It’s the one conversation topic that most young children seemingly never tire of.
And if you’re the parent of a young child, you might think you’ve had enough poo talk to last a lifetime.
But a Victorian couple want you to use that poo chat to help both you and your child live a little longer.
Felice Jacka and Rob Craw have created a new book, There’s a Zoo in My Poo, which teaches adults and children how eating fruit, vegetables and wholegrains helps their mental and physical health.
It is a book that Felice, who is professor of nutritional and epidemiological psychiatry at Deakin University, is uniquely qualified to write.
Not only has she led important research into gut health and its effects on the brain, she is also well versed in poo jokes.
“We have so many poo jokes in our lab because we collect so many stool samples for the research that we do,” Felice tells ABC RN’s Life Matters.
“Poo is often in our conversations.”
The “zoo” in the book’s title refers to the microbes that live in the intestines and come out in faeces.
There are approximately 40 trillion bacteria living on and in the human body — about the same as the number of cells.
As the book notes, that means “you are as much bug as you are human”.
Rob says his illustrations of the bacteria were “resurrected deep from my subconscious imagination”.
“It was a process of finding characters that would engage those young readers with the information,” he says.
But the text of the book is grounded in scientific fact.
Junk food ‘shrinks your brain’
In general, eating healthily encourages the bacteria that help keep you healthy, while eating fatty, sugary or salty foods hurts those good bacteria while encouraging bacteria that make you sick.
But our diet not only affects our physical health — it also influences us mentally.
“We did the first study that linked the quality of people’s diets to the size of their hippocampus,” Felice says.
“This is a key part of the brain that’s essential for learning and memory as well as for mental health.”Listen to the podcastLife Matters is here to help you get a handle on all the important stuff: love, sex, health, fitness, parenting, career, finances and family.Read more

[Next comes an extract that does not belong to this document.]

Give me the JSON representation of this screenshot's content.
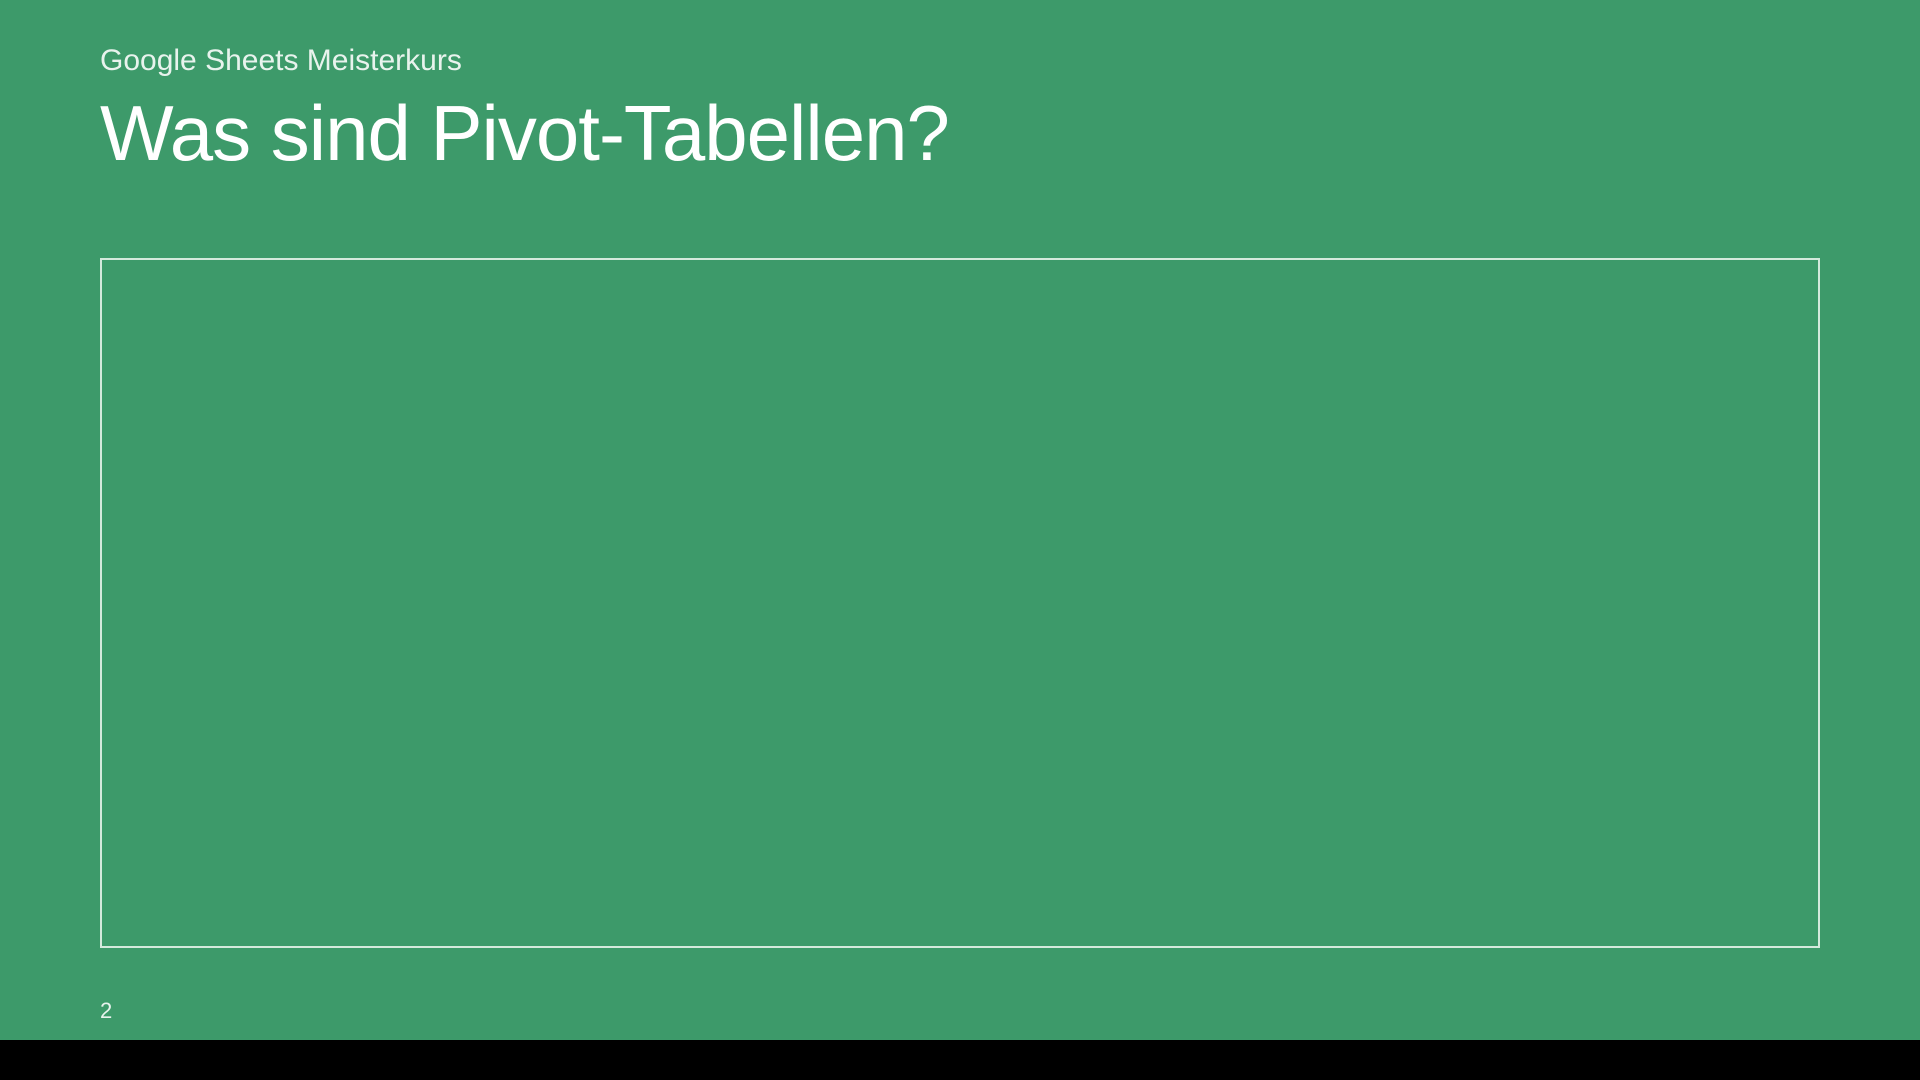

Parents who improve their own diet are also helping any future children they may have, according to a 2013 study Felice led, which looked at more than 23,000 mothers and their babies.
The study examined the quality of the mothers’ diets during pregnancy and tracked the children’s emotional health over their first five years of life.
“Mums who had more junk and processed foods in their diet, even when we took into account a whole host of other really important factors that might explain this, their children had higher levels of behaviours that we know are linked to mental health problems later on,” Felice says.
Felice also points to research showing obese men are more likely to father children diagnosed to be on the autism spectrum.
“That might shock some people,” she says.
‘The king of poos’
Each section of the book starts with Dr Seuss-like rhyming couplets and Rob’s illustrations of the various gut microbes appear to be influenced by the US author’s fanciful characters.
The cartoonish microbes appear throughout the book eating various foods, attacking each other and even playing with a dog.
Towards the middle of the book, two microbes hold a hand-illustrated Bristol Stool Chart.
The Bristol Stool Chart can help you work out if you need to modify your diet. (Pan Macmillan: Rob Craw)
The chart, which was developed in 1997 as a diagnostic tool by the Bristol Royal Infirmary, classifies human faeces into seven categories, providing a visual representation of each.
The categories range from type 1, which is the hardest, to type 7, which is “entirely liquid”.
“The king of the poos is the type 4, which is like a sausage and smooth and soft,” Felice says.
“But a type 3 is OK as well — that’s like a sausage with cracks in the surface.”
She says examining your poo can give you an insight into the health of your body, letting you know if, for example, you need to eat more fibre or drink more water.
Rob says he hadn’t heard of the Bristol Stool Chart before Felice told him about it while they were devising the book.
“I thought this is fantastic, because this will give me a good opportunity to use the science and marry it with some interesting images of a good bug and a bad bug.”
Getting kids onboard
Felice says unhealthy diet is now the leading cause of illness and early death worldwide.
“[Being] overweight now kills more people than underweight,” she says.
Packaged junk foods are now available everywhere from petrol stations to swimming pools, Felice says, and are designed to interact with our brains’ reward systems.
She says simply telling people to avoid junk foods because they’re unhealthy “just doesn’t cut through”.
“We wanted to create something that was very accessible for people, something very easy to understand — but also concrete.”
By detailing how the food they eat affects their bodies and brains, Felice and Rob hope to inspire children to make better food choices for themselves — which will in turn influence what foods their parents buy.
And Felice says the early feedback from parents is promising.
“They’re starting to come to us saying: my three-year-old this morning ate a banana and said, ‘man, the bugs in my bum are going to love this’. So I think it’s a concept that most kids will get on board with.”